[Start of Attachment]

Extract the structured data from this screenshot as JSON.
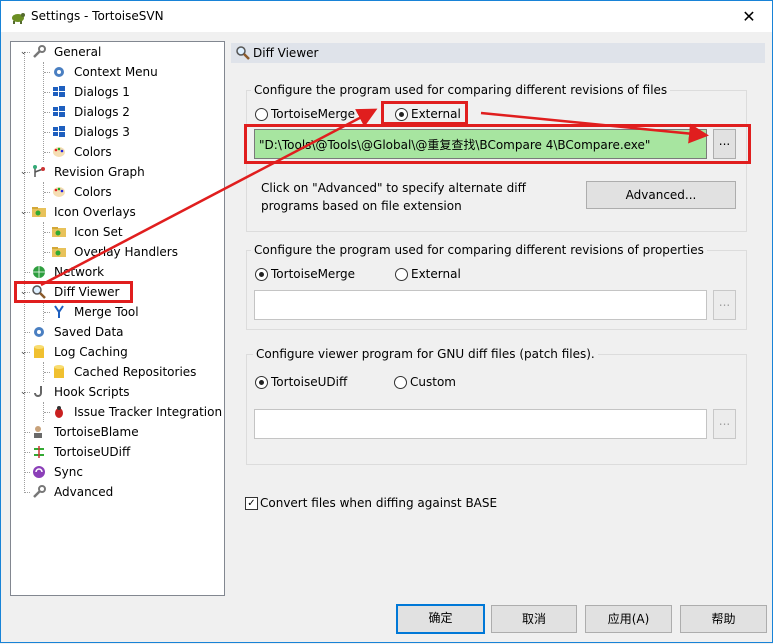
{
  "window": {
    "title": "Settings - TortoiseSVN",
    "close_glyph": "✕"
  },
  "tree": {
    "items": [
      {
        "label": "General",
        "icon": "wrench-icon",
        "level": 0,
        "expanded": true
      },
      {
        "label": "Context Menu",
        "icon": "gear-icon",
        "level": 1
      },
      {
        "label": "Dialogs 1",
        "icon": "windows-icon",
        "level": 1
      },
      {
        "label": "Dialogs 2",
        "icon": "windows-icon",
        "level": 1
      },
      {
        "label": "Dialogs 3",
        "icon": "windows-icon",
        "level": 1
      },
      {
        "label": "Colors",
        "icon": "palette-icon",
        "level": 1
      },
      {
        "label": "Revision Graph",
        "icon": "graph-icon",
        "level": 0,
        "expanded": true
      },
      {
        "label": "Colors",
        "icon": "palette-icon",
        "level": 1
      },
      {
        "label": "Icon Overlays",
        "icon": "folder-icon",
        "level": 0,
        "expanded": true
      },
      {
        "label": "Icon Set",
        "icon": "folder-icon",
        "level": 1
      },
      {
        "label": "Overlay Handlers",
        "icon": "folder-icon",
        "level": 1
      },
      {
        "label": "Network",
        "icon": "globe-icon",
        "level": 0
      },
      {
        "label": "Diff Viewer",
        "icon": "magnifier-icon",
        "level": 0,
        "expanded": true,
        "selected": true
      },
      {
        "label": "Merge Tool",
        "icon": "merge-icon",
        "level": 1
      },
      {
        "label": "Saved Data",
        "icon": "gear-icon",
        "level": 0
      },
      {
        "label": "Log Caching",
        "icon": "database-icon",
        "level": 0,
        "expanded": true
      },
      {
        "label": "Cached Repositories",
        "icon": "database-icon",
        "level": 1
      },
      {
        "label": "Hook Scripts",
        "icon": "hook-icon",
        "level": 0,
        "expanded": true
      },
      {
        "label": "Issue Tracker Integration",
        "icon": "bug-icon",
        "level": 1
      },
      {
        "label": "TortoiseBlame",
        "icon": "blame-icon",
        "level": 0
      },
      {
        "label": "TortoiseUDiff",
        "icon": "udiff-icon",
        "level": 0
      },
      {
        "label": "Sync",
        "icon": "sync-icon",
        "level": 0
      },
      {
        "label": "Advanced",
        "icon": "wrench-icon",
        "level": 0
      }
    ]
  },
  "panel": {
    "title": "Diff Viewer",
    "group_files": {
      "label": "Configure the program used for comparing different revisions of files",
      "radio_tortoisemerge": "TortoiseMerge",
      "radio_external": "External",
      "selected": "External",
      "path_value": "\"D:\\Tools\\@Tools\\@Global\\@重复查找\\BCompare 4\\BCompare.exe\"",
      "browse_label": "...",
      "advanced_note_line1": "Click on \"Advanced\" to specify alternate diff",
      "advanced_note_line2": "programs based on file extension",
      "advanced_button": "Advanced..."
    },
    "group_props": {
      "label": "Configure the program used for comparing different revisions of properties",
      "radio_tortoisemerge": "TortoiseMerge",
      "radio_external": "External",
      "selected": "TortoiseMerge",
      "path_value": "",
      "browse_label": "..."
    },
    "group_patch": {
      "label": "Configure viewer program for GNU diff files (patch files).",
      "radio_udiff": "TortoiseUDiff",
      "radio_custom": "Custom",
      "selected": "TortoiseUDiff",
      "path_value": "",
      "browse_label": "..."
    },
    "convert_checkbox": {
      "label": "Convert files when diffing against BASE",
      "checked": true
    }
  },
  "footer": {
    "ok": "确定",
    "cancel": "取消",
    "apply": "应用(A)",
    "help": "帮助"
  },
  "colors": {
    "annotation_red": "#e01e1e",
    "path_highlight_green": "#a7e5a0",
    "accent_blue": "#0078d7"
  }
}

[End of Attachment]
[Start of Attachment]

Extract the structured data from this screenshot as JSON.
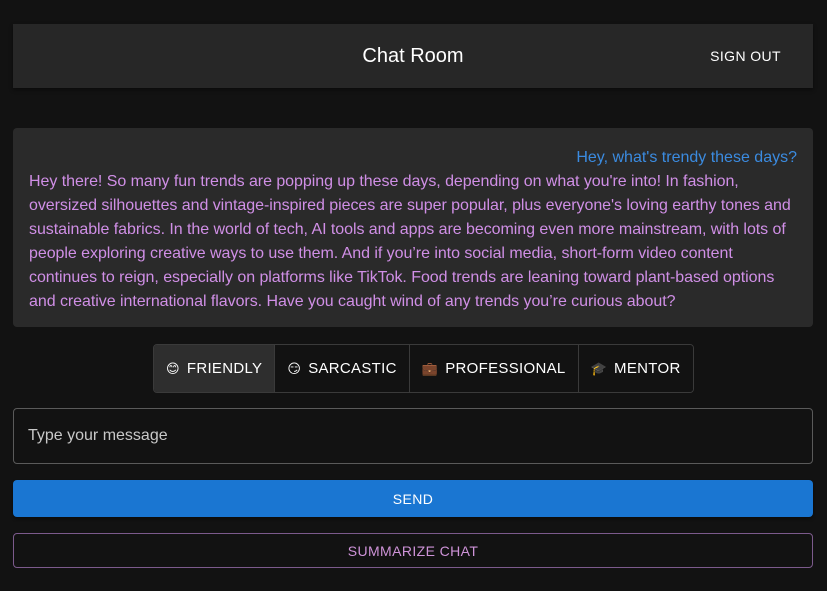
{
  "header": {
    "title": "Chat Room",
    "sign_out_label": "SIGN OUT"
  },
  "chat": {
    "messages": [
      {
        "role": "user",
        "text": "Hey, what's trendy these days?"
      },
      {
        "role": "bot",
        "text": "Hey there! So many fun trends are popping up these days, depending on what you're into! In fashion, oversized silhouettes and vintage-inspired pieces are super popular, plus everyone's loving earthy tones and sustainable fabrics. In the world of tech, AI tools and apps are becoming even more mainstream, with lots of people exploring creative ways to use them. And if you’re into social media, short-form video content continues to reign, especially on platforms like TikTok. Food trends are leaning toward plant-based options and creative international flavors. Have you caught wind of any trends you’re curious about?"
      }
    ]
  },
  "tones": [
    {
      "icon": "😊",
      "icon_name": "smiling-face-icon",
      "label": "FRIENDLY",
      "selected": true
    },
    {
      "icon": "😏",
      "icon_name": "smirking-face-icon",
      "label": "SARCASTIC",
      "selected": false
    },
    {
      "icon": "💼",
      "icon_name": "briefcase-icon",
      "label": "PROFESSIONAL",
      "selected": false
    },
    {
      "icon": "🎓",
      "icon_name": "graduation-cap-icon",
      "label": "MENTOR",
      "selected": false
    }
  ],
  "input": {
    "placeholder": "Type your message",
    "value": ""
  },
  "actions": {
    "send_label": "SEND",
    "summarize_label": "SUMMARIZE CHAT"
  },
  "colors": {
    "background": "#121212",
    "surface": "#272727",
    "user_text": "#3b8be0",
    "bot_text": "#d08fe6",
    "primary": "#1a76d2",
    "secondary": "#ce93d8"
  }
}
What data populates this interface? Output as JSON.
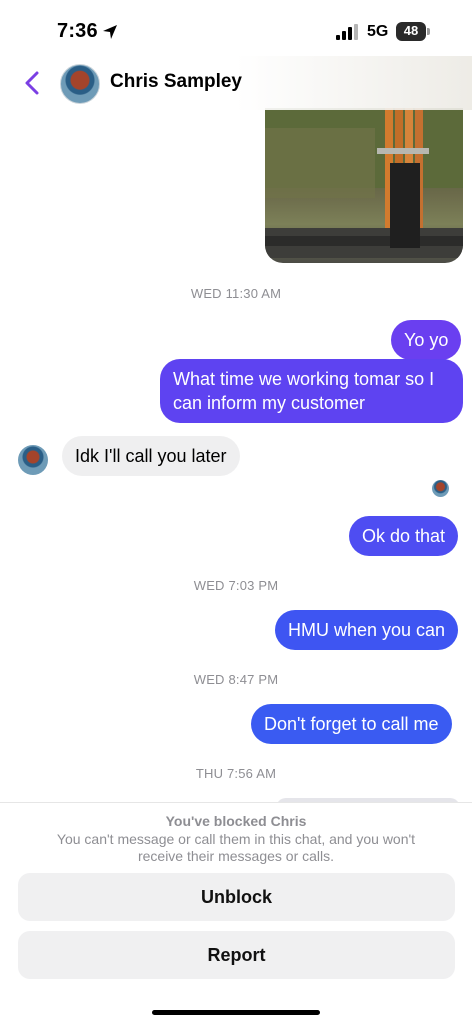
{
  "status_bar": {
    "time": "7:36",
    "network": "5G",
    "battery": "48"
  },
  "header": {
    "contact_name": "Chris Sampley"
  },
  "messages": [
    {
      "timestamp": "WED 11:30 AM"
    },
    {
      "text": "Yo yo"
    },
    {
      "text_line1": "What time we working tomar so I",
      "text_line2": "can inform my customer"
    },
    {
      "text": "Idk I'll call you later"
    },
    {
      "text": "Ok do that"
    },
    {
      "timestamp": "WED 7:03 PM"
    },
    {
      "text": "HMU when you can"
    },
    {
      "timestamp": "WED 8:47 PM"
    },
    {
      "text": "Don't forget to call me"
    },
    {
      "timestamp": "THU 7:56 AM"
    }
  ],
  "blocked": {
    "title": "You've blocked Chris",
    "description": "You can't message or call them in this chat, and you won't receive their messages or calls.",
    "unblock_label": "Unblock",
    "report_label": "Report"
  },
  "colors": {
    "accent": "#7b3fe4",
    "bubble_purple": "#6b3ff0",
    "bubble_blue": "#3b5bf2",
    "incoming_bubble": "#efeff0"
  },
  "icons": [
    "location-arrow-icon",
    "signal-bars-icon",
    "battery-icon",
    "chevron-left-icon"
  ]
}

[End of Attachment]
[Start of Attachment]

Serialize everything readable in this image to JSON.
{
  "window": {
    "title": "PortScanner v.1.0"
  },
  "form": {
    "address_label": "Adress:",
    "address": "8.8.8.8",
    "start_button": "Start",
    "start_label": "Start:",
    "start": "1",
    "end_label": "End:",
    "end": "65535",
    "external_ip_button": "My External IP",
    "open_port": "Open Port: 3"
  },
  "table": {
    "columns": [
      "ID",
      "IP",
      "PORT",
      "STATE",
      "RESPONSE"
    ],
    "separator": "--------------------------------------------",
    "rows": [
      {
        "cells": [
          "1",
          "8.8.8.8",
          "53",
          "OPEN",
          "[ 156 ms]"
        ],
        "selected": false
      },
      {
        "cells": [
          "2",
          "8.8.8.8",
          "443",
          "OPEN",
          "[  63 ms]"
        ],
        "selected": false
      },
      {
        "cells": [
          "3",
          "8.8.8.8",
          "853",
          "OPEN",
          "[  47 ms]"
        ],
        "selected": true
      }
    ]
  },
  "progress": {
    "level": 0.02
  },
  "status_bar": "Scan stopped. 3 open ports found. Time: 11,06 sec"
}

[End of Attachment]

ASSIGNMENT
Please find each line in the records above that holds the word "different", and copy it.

TASK RESULT
      "label": "Configure the program used for comparing different revisions of files",
      "label": "Configure the program used for comparing different revisions of properties",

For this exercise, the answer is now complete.